It happened with the turn of the leaves, when things change from green to precious gold. I didn’t know what I was looking for, just that I was looking. I didn’t need anything to search for because I never found it anyway. Just looking was enough. The shiny disk of the metal detector glinted in the sun, offering promises never fulfilled. I didn’t mind. It was a nice excuse to go outside. I always needed one; I could never allow myself to enjoy the world without some tangible reason for it. So I looked for metal.
Then one autumn’s day I actually found some.
The detector startled me as it bleeped wildly – after all, it was a sound I’d only heard once before, when I tested the thing as it came out of the box. I stared at the flat, bare ground before me, confused as to what came next. I’d never anticipated this moment. Eventually I got onto my knees and dug into the soft earth with my hands. It wasn’t particularly cold yet and the soil came away easily. I kept digging and never found anything but I was so curious I couldn’t stop. When I got to about a foot down with still nothing, I tried the metal detector again. It bleeped, so I kept digging.
The sun was setting and I was still digging. I would periodically check to see if the mystery item was still there. It was. I kept going, until I was certain I’d gone down further than the metal detector’s range. My hands bled but by that time I couldn’t feel them anyway. I plunged them down to take another scoop of earth and they smacked into something cold and hard. I dusted the loose soil away frantically, revealing something smooth beneath.
I frowned. The full moon was high in the sky, casting silver light into the hole. It was a face. A metal face with dead, circular eyes and a hollow rectangle for a mouth. Everything smelled like soil and blood.
I flinched at the metallic voice. It hadn’t come from the face. It had come from behind me. From the metal detector.
I looked back to the face. Both eyes were lit with a soft blue light, the left one flickering. My mouth was dry and slowly the feeling was returning to my hands. They burned and shook.
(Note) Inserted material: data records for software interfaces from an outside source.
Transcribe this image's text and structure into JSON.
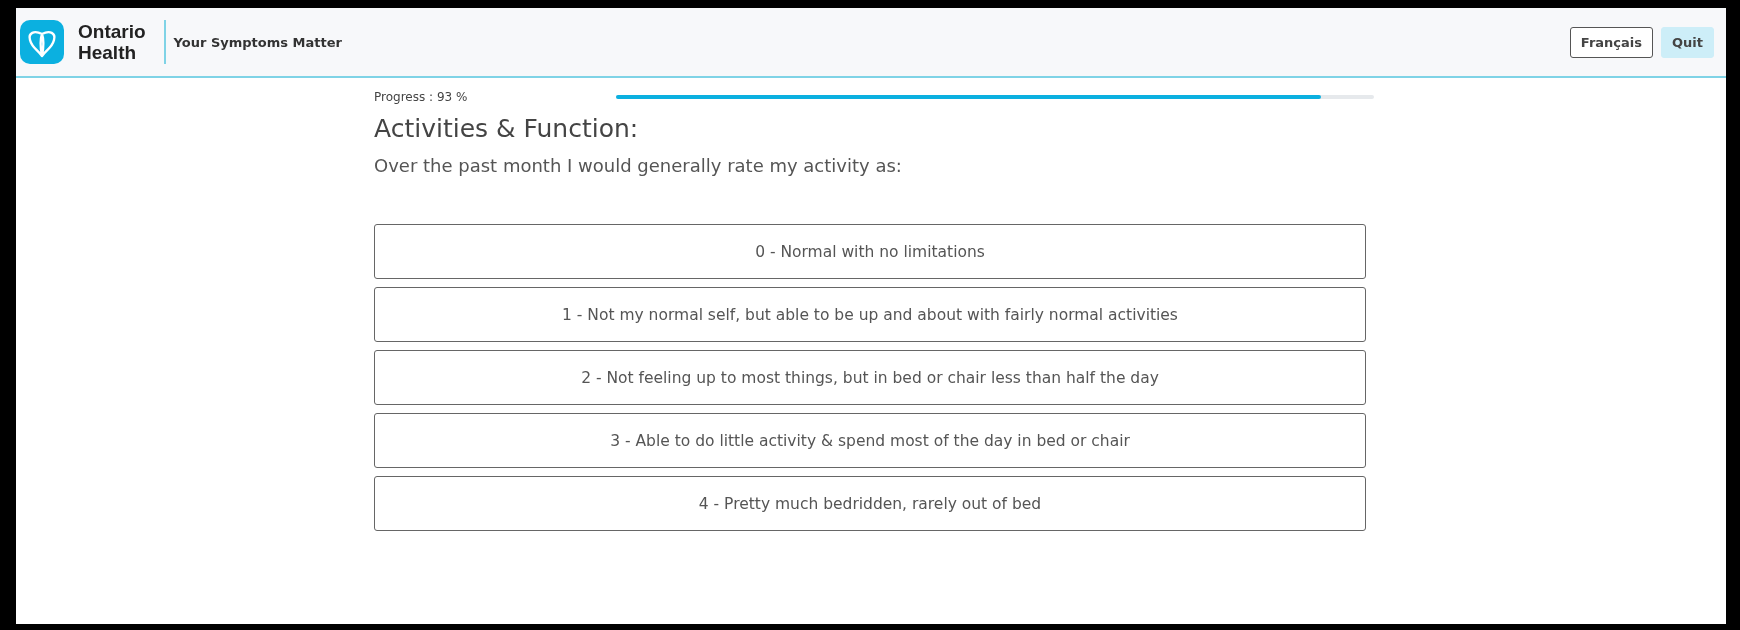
{
  "header": {
    "brand_line_1": "Ontario",
    "brand_line_2": "Health",
    "app_title": "Your Symptoms Matter",
    "buttons": [
      {
        "label": "Français",
        "kind": "outline"
      },
      {
        "label": "Quit",
        "kind": "filled"
      }
    ]
  },
  "progress": {
    "label": "Progress : 93 %",
    "level": 0.93
  },
  "section_title": "Activities & Function:",
  "question": "Over the past month I would generally rate my activity as:",
  "options": [
    {
      "label": "0 - Normal with no limitations",
      "selected": false
    },
    {
      "label": "1 - Not my normal self, but able to be up and about with fairly normal activities",
      "selected": false
    },
    {
      "label": "2 - Not feeling up to most things, but in bed or chair less than half the day",
      "selected": false
    },
    {
      "label": "3 - Able to do little activity & spend most of the day in bed or chair",
      "selected": false
    },
    {
      "label": "4 - Pretty much bedridden, rarely out of bed",
      "selected": false
    }
  ]
}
“IS IT TIME?” asked the metal detector. I turned and picked it up, inspecting it. It looked normal, with no spot I could guess at as being speakers.
“Time for what?” I asked it, feeling silly.
“IT IS TIME,” said the face behind me, and something hit me on the back of the head.
I fell face first to the ground and darkness took me, and when I finally woke again Edinburgh was already gone.